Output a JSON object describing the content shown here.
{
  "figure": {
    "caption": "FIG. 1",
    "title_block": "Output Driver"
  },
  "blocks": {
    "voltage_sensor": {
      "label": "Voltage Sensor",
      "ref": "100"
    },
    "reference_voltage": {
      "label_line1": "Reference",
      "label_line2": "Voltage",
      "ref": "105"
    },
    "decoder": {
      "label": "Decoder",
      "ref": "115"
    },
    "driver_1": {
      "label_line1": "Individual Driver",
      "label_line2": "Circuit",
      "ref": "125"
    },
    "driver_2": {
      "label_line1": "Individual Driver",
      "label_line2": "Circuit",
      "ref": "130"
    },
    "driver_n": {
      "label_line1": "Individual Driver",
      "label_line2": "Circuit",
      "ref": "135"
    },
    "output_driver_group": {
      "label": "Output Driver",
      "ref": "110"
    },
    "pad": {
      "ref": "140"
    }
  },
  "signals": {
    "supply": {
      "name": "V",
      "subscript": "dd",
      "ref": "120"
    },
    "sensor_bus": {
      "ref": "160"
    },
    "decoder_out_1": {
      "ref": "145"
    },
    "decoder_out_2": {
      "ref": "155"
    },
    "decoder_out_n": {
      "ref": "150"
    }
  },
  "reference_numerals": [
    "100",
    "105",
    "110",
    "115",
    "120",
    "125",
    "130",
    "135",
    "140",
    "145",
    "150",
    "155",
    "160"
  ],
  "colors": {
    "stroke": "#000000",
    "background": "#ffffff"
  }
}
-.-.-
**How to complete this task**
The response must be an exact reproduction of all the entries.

**Expected output**
Output a JSON object describing the content shown here.
{
  "figure": {
    "caption": "FIG. 1",
    "title_block": "Output Driver"
  },
  "blocks": {
    "voltage_sensor": {
      "label": "Voltage Sensor",
      "ref": "100"
    },
    "reference_voltage": {
      "label_line1": "Reference",
      "label_line2": "Voltage",
      "ref": "105"
    },
    "decoder": {
      "label": "Decoder",
      "ref": "115"
    },
    "driver_1": {
      "label_line1": "Individual Driver",
      "label_line2": "Circuit",
      "ref": "125"
    },
    "driver_2": {
      "label_line1": "Individual Driver",
      "label_line2": "Circuit",
      "ref": "130"
    },
    "driver_n": {
      "label_line1": "Individual Driver",
      "label_line2": "Circuit",
      "ref": "135"
    },
    "output_driver_group": {
      "label": "Output Driver",
      "ref": "110"
    },
    "pad": {
      "ref": "140"
    }
  },
  "signals": {
    "supply": {
      "name": "V",
      "subscript": "dd",
      "ref": "120"
    },
    "sensor_bus": {
      "ref": "160"
    },
    "decoder_out_1": {
      "ref": "145"
    },
    "decoder_out_2": {
      "ref": "155"
    },
    "decoder_out_n": {
      "ref": "150"
    }
  },
  "reference_numerals": [
    "100",
    "105",
    "110",
    "115",
    "120",
    "125",
    "130",
    "135",
    "140",
    "145",
    "150",
    "155",
    "160"
  ],
  "colors": {
    "stroke": "#000000",
    "background": "#ffffff"
  }
}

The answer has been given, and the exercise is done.